U.S. President Joe Biden is relying on a small group of veteran advisers to help navigate the Israel-Hamas conflict that has killed thousands, split Western allies and risks spiraling into a wider war. – Reuters

As a cease-fire ticked down last week and Israel prepared to resume its round-the-clock airstrikes, Sen. Bernie Sanders and a robust group of Democratic senators had a message for their president: They were done “asking nicely” for Israel to do more to reduce civilian casualties in Gaza. – Associated Press

Daniel Silverberg and Elena McGovern write: If the U.S. spreads its efforts too thin or focuses primarily on military power at the expense of economic diplomacy, it will lose this competition. But if it musters its finances and those of allied partners to address this most dire of Chinese economic threats, it will have a fighting chance. – Wall Street Journal

Lora Ries writes: Instead, funds should be channeled to ICE law enforcement agents to locate and detain the national security threats inside the U.S. to prevent potential terror attacks. Congress should also review the Giammattei plan and explore similar initiatives with interested partners in Latin America. – Fox News


A bipartisan group of House lawmakers on Monday introduced a bill to reauthorize the intelligence communities warrantless spy powers with new restrictions on accessing data collected on Americans and greater penalties for law enforcement who violate the law. – The Hill

U.S. cybersecurity officials are warning utilities to increase basic cyber protections amid the active targeting of several water facilities by an Iranian-linked hacking group. – Cyberscoop

Hackers associated with Russia’s military intelligence are still actively exploiting a vulnerability in Microsoft software to gain access to victims’ emails, the company said Monday. – The Record

A hacker group allegedly linked to Iran claimed to have leaked thousands of medical records from an Israeli hospital, including those of Israeli soldiers. – The Record


The bullet took around nine seconds to reach its target, who doubled up and fell, according to a video of the shot reviewed by The Wall Street Journal. Kovalskiy and Ukraine say the shot set a new sniping distance record, breaking the previously acknowledged mark by more than 850 feet. – Wall Street Journal

Ukrainian aerospace group Motor Sich has little to show so far for a wartime effort to woo potential partners in the West, as it seeks new direction after it lost Russia as its biggest client and had a China tie-up blocked. – Reuters

The United States on Monday welcomed Angola signing the Artemis Accords on space exploration, the State Department said in a statement. – Reuters
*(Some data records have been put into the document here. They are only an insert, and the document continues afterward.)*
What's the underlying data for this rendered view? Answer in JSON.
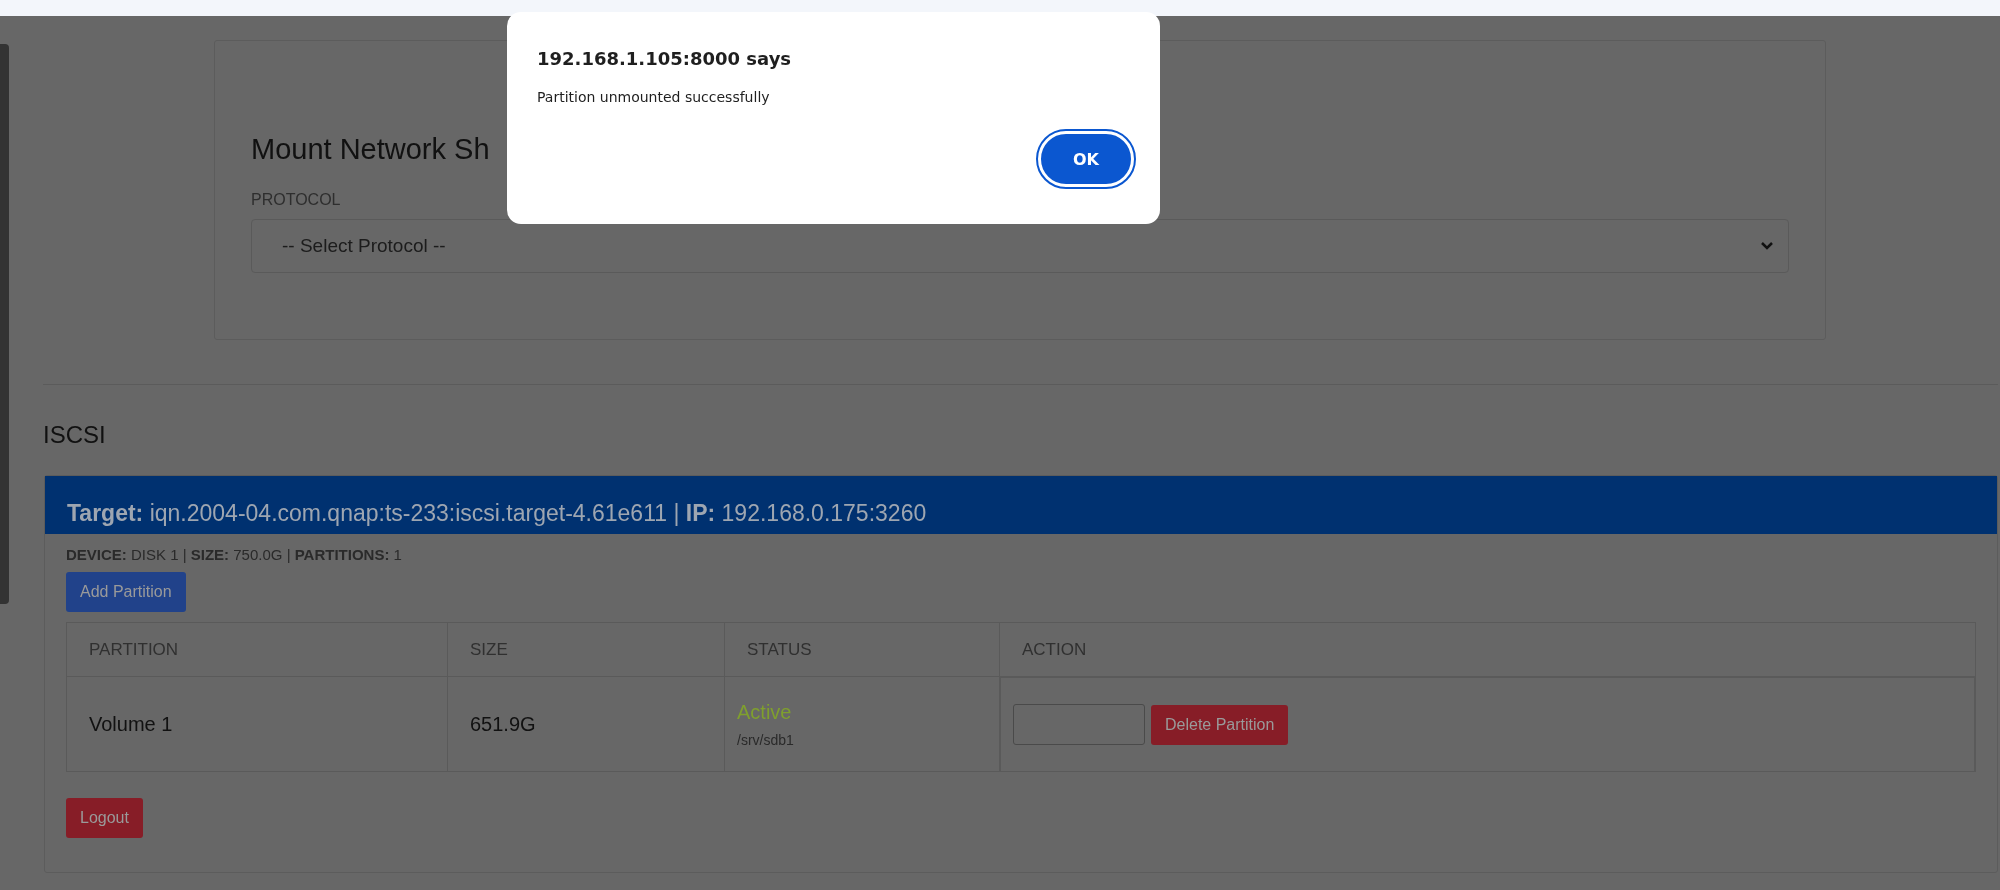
{
  "mount_card": {
    "title": "Mount Network Sh",
    "protocol_label": "PROTOCOL",
    "protocol_select": {
      "value": "-- Select Protocol --"
    }
  },
  "iscsi": {
    "heading": "ISCSI",
    "target": {
      "header": "**Target:** iqn.2004-04.com.qnap:ts-233:iscsi.target-4.61e611 | **IP:** 192.168.0.175:3260",
      "device_line": "**DEVICE:** DISK 1 | **SIZE:** 750.0G | **PARTITIONS:** 1",
      "add_button": "Add Partition",
      "table": {
        "columns": [
          "PARTITION",
          "SIZE",
          "STATUS",
          "ACTION"
        ],
        "rows": [
          {
            "partition": "Volume 1",
            "size": "651.9G",
            "status": {
              "label": "Active",
              "kind": "active",
              "path": "/srv/sdb1"
            },
            "action_button": "Delete Partition"
          }
        ]
      }
    }
  },
  "logout_button": "Logout",
  "alert": {
    "title": "192.168.1.105:8000 says",
    "message": "Partition unmounted successfully",
    "ok_button": "OK"
  }
}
Britain’s armed forces face an equipment funding shortfall of 17 billion pounds ($21.6 billion) over the next 10 years, a public spending watchdog said on Monday, a concern for defence chiefs at a time of heightened geopolitical risks. – Reuters

Human rights groups sought to block the Dutch government from exporting F-35 fighter jet parts to Israel, arguing in court on Monday that the exports could make the Netherlands complicit in possible war crimes. – Reuters

The US Navy plans to begin arming submarines next year with ship-targeting versions of the widely used Tomahawk missile, part of Washington’s push to ramp up military capabilities to challenge Chinese maritime forces, particularly around Taiwan. – Bloomberg

Ukraine’s military is revamping its Neptune anti-ship cruise missile system to develop long-range weapons, according to Kyiv’s Deputy Defense Ministry Ivan Havryliuk. – Newsweek

Pentagon leaders warned Congress that without a full-year budget, key programs, from uncrewed aircraft to hypersonics, could hit lengthy delays — and risk America’s standing in what the Defense Department sees as a technological race with China. – Defense News

A trio of crises, from the Middle East to Europe to the South China Sea, has some observers worrying that the Biden White House may fail a critical “stress test.” But the U.S. military is capable of handling all three at once, the vice chairman of the Joint Chiefs of Staff said Monday. – Defense One